BEGIN Working data
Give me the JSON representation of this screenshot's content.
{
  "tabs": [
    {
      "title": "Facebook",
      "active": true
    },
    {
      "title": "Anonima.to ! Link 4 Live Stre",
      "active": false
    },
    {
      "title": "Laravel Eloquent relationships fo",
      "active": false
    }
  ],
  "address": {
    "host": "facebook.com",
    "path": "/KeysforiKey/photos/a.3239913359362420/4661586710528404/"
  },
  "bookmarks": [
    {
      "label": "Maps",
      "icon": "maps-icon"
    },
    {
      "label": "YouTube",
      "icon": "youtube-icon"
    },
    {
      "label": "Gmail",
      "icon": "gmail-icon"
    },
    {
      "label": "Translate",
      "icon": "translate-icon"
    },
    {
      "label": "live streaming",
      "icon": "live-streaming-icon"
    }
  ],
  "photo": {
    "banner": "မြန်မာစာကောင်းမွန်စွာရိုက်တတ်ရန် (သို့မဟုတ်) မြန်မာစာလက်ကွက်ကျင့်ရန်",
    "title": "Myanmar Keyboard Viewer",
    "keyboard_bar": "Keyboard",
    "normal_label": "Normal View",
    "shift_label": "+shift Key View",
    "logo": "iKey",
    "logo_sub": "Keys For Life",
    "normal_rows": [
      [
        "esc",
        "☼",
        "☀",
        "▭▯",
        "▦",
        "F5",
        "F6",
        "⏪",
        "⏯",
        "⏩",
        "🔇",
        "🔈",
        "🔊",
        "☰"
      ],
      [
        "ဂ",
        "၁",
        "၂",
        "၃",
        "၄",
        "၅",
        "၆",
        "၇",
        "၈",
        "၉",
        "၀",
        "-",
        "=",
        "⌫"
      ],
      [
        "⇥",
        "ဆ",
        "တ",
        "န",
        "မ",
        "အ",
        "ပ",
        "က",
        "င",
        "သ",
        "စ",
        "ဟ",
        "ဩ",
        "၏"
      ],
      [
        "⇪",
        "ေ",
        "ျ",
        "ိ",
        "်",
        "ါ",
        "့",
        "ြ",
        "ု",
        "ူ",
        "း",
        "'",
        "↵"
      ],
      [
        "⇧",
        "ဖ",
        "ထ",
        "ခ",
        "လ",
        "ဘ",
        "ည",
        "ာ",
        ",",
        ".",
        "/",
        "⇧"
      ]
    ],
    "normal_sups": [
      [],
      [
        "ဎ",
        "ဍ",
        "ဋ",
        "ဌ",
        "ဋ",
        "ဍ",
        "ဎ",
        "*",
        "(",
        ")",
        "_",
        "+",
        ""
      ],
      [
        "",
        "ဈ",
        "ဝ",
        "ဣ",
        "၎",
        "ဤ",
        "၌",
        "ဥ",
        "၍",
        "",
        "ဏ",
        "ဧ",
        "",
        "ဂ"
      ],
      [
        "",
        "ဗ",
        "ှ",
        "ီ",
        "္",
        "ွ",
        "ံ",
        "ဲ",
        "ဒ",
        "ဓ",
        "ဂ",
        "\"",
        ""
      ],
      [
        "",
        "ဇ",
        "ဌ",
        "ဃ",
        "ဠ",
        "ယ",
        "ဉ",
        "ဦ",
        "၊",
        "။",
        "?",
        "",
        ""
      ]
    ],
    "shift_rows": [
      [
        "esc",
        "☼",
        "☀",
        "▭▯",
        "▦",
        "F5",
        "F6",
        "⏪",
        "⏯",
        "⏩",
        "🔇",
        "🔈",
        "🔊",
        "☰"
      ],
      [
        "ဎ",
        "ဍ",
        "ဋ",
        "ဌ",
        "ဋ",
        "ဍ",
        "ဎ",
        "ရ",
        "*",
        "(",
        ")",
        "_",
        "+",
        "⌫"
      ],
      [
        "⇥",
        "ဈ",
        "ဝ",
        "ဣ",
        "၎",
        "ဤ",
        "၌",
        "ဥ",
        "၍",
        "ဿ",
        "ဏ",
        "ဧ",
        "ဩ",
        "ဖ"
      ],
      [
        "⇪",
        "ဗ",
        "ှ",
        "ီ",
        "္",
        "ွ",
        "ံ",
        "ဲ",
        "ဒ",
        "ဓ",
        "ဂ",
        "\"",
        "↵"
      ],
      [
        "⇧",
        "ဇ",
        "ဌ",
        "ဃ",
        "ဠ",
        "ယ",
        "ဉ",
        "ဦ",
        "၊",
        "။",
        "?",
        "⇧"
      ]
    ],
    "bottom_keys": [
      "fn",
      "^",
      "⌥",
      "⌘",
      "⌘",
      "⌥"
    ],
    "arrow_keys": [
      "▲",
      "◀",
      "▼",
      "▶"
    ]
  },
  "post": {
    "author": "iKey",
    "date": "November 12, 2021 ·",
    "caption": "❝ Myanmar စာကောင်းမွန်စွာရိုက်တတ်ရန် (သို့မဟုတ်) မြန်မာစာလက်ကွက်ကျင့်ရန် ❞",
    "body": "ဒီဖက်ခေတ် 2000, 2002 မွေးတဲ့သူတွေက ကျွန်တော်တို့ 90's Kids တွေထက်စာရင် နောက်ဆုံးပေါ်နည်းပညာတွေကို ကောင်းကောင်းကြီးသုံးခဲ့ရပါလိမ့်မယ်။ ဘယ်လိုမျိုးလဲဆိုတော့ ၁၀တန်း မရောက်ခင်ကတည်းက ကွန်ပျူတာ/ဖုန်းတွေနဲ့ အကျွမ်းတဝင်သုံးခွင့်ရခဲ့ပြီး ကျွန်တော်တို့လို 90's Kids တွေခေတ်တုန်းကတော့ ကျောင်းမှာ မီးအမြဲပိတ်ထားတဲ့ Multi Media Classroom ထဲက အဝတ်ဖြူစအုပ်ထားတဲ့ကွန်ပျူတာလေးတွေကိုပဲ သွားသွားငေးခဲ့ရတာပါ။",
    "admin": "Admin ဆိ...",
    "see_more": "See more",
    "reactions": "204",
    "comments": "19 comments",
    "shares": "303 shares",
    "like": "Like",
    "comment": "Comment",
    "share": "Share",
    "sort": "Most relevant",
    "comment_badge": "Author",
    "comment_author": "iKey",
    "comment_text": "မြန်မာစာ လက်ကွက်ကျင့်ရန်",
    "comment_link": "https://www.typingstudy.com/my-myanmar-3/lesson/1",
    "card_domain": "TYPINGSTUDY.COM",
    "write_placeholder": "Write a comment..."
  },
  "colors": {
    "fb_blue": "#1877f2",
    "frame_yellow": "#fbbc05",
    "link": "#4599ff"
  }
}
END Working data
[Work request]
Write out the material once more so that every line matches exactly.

[Written reply]
Give me the JSON representation of this screenshot's content.
{
  "tabs": [
    {
      "title": "Facebook",
      "active": true
    },
    {
      "title": "Anonima.to ! Link 4 Live Stre",
      "active": false
    },
    {
      "title": "Laravel Eloquent relationships fo",
      "active": false
    }
  ],
  "address": {
    "host": "facebook.com",
    "path": "/KeysforiKey/photos/a.3239913359362420/4661586710528404/"
  },
  "bookmarks": [
    {
      "label": "Maps",
      "icon": "maps-icon"
    },
    {
      "label": "YouTube",
      "icon": "youtube-icon"
    },
    {
      "label": "Gmail",
      "icon": "gmail-icon"
    },
    {
      "label": "Translate",
      "icon": "translate-icon"
    },
    {
      "label": "live streaming",
      "icon": "live-streaming-icon"
    }
  ],
  "photo": {
    "banner": "မြန်မာစာကောင်းမွန်စွာရိုက်တတ်ရန် (သို့မဟုတ်) မြန်မာစာလက်ကွက်ကျင့်ရန်",
    "title": "Myanmar Keyboard Viewer",
    "keyboard_bar": "Keyboard",
    "normal_label": "Normal View",
    "shift_label": "+shift Key View",
    "logo": "iKey",
    "logo_sub": "Keys For Life",
    "normal_rows": [
      [
        "esc",
        "☼",
        "☀",
        "▭▯",
        "▦",
        "F5",
        "F6",
        "⏪",
        "⏯",
        "⏩",
        "🔇",
        "🔈",
        "🔊",
        "☰"
      ],
      [
        "ဂ",
        "၁",
        "၂",
        "၃",
        "၄",
        "၅",
        "၆",
        "၇",
        "၈",
        "၉",
        "၀",
        "-",
        "=",
        "⌫"
      ],
      [
        "⇥",
        "ဆ",
        "တ",
        "န",
        "မ",
        "အ",
        "ပ",
        "က",
        "င",
        "သ",
        "စ",
        "ဟ",
        "ဩ",
        "၏"
      ],
      [
        "⇪",
        "ေ",
        "ျ",
        "ိ",
        "်",
        "ါ",
        "့",
        "ြ",
        "ု",
        "ူ",
        "း",
        "'",
        "↵"
      ],
      [
        "⇧",
        "ဖ",
        "ထ",
        "ခ",
        "လ",
        "ဘ",
        "ည",
        "ာ",
        ",",
        ".",
        "/",
        "⇧"
      ]
    ],
    "normal_sups": [
      [],
      [
        "ဎ",
        "ဍ",
        "ဋ",
        "ဌ",
        "ဋ",
        "ဍ",
        "ဎ",
        "*",
        "(",
        ")",
        "_",
        "+",
        ""
      ],
      [
        "",
        "ဈ",
        "ဝ",
        "ဣ",
        "၎",
        "ဤ",
        "၌",
        "ဥ",
        "၍",
        "",
        "ဏ",
        "ဧ",
        "",
        "ဂ"
      ],
      [
        "",
        "ဗ",
        "ှ",
        "ီ",
        "္",
        "ွ",
        "ံ",
        "ဲ",
        "ဒ",
        "ဓ",
        "ဂ",
        "\"",
        ""
      ],
      [
        "",
        "ဇ",
        "ဌ",
        "ဃ",
        "ဠ",
        "ယ",
        "ဉ",
        "ဦ",
        "၊",
        "။",
        "?",
        "",
        ""
      ]
    ],
    "shift_rows": [
      [
        "esc",
        "☼",
        "☀",
        "▭▯",
        "▦",
        "F5",
        "F6",
        "⏪",
        "⏯",
        "⏩",
        "🔇",
        "🔈",
        "🔊",
        "☰"
      ],
      [
        "ဎ",
        "ဍ",
        "ဋ",
        "ဌ",
        "ဋ",
        "ဍ",
        "ဎ",
        "ရ",
        "*",
        "(",
        ")",
        "_",
        "+",
        "⌫"
      ],
      [
        "⇥",
        "ဈ",
        "ဝ",
        "ဣ",
        "၎",
        "ဤ",
        "၌",
        "ဥ",
        "၍",
        "ဿ",
        "ဏ",
        "ဧ",
        "ဩ",
        "ဖ"
      ],
      [
        "⇪",
        "ဗ",
        "ှ",
        "ီ",
        "္",
        "ွ",
        "ံ",
        "ဲ",
        "ဒ",
        "ဓ",
        "ဂ",
        "\"",
        "↵"
      ],
      [
        "⇧",
        "ဇ",
        "ဌ",
        "ဃ",
        "ဠ",
        "ယ",
        "ဉ",
        "ဦ",
        "၊",
        "။",
        "?",
        "⇧"
      ]
    ],
    "bottom_keys": [
      "fn",
      "^",
      "⌥",
      "⌘",
      "⌘",
      "⌥"
    ],
    "arrow_keys": [
      "▲",
      "◀",
      "▼",
      "▶"
    ]
  },
  "post": {
    "author": "iKey",
    "date": "November 12, 2021 ·",
    "caption": "❝ Myanmar စာကောင်းမွန်စွာရိုက်တတ်ရန် (သို့မဟုတ်) မြန်မာစာလက်ကွက်ကျင့်ရန် ❞",
    "body": "ဒီဖက်ခေတ် 2000, 2002 မွေးတဲ့သူတွေက ကျွန်တော်တို့ 90's Kids တွေထက်စာရင် နောက်ဆုံးပေါ်နည်းပညာတွေကို ကောင်းကောင်းကြီးသုံးခဲ့ရပါလိမ့်မယ်။ ဘယ်လိုမျိုးလဲဆိုတော့ ၁၀တန်း မရောက်ခင်ကတည်းက ကွန်ပျူတာ/ဖုန်းတွေနဲ့ အကျွမ်းတဝင်သုံးခွင့်ရခဲ့ပြီး ကျွန်တော်တို့လို 90's Kids တွေခေတ်တုန်းကတော့ ကျောင်းမှာ မီးအမြဲပိတ်ထားတဲ့ Multi Media Classroom ထဲက အဝတ်ဖြူစအုပ်ထားတဲ့ကွန်ပျူတာလေးတွေကိုပဲ သွားသွားငေးခဲ့ရတာပါ။",
    "admin": "Admin ဆိ...",
    "see_more": "See more",
    "reactions": "204",
    "comments": "19 comments",
    "shares": "303 shares",
    "like": "Like",
    "comment": "Comment",
    "share": "Share",
    "sort": "Most relevant",
    "comment_badge": "Author",
    "comment_author": "iKey",
    "comment_text": "မြန်မာစာ လက်ကွက်ကျင့်ရန်",
    "comment_link": "https://www.typingstudy.com/my-myanmar-3/lesson/1",
    "card_domain": "TYPINGSTUDY.COM",
    "write_placeholder": "Write a comment..."
  },
  "colors": {
    "fb_blue": "#1877f2",
    "frame_yellow": "#fbbc05",
    "link": "#4599ff"
  }
}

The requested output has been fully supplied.